The Commission should adopt the proposed changes to the Health Breach Notification Rule subject to the recommendations above. EPIC applauds the Commission for its willingness to use all of its available tools to protect consumers’ personal health information.
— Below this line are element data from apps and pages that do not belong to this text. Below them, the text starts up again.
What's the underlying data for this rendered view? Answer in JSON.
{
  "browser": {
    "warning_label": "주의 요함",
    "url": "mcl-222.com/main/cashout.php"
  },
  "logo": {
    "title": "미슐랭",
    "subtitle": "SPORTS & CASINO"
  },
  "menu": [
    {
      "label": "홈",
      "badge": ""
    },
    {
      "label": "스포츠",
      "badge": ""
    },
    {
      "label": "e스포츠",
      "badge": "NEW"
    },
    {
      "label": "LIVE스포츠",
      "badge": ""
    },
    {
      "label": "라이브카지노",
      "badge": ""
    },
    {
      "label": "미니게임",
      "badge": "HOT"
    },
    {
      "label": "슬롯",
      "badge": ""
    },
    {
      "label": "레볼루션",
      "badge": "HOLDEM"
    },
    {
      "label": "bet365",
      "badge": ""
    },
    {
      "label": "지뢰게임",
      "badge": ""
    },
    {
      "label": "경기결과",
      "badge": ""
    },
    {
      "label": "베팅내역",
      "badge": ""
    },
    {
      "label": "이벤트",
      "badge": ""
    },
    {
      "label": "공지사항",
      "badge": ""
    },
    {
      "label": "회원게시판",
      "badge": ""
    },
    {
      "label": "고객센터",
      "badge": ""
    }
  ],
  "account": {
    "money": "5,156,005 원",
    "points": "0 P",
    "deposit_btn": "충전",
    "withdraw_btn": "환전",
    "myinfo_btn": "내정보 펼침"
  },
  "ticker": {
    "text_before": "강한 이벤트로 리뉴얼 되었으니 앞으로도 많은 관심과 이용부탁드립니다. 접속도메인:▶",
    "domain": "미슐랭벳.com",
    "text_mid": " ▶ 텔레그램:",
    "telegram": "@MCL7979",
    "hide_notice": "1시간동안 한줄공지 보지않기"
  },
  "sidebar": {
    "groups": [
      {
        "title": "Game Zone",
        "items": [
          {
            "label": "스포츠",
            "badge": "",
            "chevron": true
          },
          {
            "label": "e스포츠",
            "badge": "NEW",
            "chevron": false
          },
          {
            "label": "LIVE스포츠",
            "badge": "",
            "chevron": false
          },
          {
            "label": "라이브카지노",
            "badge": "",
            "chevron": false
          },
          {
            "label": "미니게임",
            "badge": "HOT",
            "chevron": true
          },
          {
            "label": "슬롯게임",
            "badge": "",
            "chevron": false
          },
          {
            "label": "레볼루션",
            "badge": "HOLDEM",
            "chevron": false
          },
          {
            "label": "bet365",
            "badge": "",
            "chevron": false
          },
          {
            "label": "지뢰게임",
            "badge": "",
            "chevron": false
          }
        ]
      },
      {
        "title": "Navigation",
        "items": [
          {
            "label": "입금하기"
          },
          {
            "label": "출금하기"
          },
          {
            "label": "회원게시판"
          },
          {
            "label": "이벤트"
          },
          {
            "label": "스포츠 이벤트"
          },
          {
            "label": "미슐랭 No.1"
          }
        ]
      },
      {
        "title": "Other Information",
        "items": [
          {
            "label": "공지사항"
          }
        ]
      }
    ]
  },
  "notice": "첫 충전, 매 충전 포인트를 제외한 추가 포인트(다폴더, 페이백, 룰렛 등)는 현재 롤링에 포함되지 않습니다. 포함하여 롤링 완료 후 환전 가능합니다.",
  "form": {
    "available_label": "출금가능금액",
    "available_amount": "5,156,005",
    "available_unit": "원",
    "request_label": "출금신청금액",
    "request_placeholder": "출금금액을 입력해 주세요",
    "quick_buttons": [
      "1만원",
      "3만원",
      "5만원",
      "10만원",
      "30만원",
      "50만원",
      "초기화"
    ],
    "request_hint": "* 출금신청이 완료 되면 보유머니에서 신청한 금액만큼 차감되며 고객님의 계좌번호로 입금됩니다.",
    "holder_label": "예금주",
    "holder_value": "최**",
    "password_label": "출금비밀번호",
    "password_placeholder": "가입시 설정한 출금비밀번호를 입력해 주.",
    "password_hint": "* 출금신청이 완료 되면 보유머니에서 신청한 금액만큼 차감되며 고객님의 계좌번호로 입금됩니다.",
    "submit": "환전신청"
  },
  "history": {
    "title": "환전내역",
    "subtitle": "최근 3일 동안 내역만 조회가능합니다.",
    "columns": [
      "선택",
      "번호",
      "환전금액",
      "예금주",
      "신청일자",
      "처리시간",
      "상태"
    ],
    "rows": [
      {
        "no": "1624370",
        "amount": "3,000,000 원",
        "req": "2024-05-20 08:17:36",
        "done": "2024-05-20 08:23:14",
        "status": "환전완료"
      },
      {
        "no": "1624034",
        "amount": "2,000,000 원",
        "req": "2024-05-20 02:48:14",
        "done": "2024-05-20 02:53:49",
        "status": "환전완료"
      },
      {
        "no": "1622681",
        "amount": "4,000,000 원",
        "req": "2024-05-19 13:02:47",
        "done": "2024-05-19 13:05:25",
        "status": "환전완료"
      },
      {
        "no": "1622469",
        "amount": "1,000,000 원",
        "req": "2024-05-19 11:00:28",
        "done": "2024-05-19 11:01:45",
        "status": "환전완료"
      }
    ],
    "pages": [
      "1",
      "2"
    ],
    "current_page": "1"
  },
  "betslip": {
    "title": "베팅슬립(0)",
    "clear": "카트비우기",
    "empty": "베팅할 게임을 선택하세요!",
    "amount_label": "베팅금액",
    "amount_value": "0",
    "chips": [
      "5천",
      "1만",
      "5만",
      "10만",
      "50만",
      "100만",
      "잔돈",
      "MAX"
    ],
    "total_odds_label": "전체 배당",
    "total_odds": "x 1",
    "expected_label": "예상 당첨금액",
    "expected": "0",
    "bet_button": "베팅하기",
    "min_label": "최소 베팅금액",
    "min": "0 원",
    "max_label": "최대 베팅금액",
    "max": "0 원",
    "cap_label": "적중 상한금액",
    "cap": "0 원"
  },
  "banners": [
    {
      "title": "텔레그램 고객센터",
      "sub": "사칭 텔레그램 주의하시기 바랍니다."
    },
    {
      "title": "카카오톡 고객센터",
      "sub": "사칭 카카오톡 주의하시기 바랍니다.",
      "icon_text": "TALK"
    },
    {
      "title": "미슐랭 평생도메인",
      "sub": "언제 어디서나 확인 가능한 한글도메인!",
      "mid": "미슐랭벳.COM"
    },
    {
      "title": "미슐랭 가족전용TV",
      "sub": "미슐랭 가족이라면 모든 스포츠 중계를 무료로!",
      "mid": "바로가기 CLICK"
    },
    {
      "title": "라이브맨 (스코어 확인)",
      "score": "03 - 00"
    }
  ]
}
If you have any additional questions, please contact EPIC Counsel Sara Geoghegan at [email protected].
 Notice of Proposed Rulemaking, Health Breach Notification Rule, 88 Fed. Reg. 37,819 (June 9, 2023), https://www.govinfo.gov/content/pkg/FR-2023-06-09/pdf/2023-12148.pdf [hereinafter “NPRM HBNR”].
 See, e.g., Consumer Reports & EPIC, How the FTC Can Mandate Data Minimization Through a Section 5 Unfairness Rulemaking (Jan. 26, 2022), https://epic.org/wp-content/uploads/2022/01/CR_Epic_FTCDataMinimization_012522_VF_.pdf;EPIC, What the FTC Could Be Doing (But Isn’t) To Protect Privacy: The FTC’s Unused Authorities (June 2021), https://epic.org/privacy/consumer/EPIC-FTC-Unused-Authorities-Report-June2021.pdf.
 EPIC, Disrupting Data Abuse: Protecting Consumers from Commercial Surveillance in the Online Ecosystem (Nov. 2022), https://epic.org/wp-content/uploads/2022/12/EPIC-FTC-commercial-surveillance-ANPRM-comments-Nov2022.pdf.
 Suzanne Bernstein, Data Minimization: Bolstering the FTC’s Health Data Privacy Authority, EPIC (July 13, 2023), https://epic.org/data-minimization-bolstering-the-ftcs-health-data-privacy-authority/.
 NPRM HBNR at 37,823.
 NPRM HBNR at 37,835.
 Shaun Callaghan et al., Feeling good: The future of the $1.5 trillion wellness market, McKinsey Insights (Apr. 8, 2021), https://www.mckinsey.com/industries/consumer-packaged-goods/our-insights/feeling-good-the-future-of-the-1-5-trillion-wellness-market.
 NPRM at 37,835.
 42 USC 17921 § 13400(1)(A) (“The term ‘breach’ means the unauthorized acquisition, access, use, or disclosure of protected health information which compromises the security or privacy of such information, except where an unauthorized person to whom such information is disclosed would not reasonably have been able to retain such information.”).
 45 CFR § 164.402 (“Unsecured protected health information means protected health information that is not rendered unusable, unreadable, or indecipherable to unauthorized persons through the use of a technology or methodology specified by the Secretary in the guidance issued under section 13402(h)(2) of Public Law 111–5.”).
 Dep’t of Health & Human Servs., Guidance to Render Unsecured Protected Health Information Unusable, Unreadable, or Indecipherable to Unauthorized Individuals (2020), https://www.hhs.gov/guidance/document/guidance-render-unsecured-protected-health-information-unusable-unreadable-or.
 Natasha Lomas, Researchers spotlight the lie of ‘anonymous’ data, Tech Crunch (July 24, 2019), https://techcrunch.com/2019/07/24/researchers-spotlight-the-lie-of-anonymous-data/; Re-identification of “Anonymous” Data is Scarily Simple, Anonyome Labs (Dec. 17, 2020), https://anonyome.com/2020/12/re-identification-of-anonymous-data-is-scarily-simple/.
 American Data Privacy and Protection Act, H.R. 8152, 117th Cong. (2022).
 Id. at § 2(12) (emphasis added).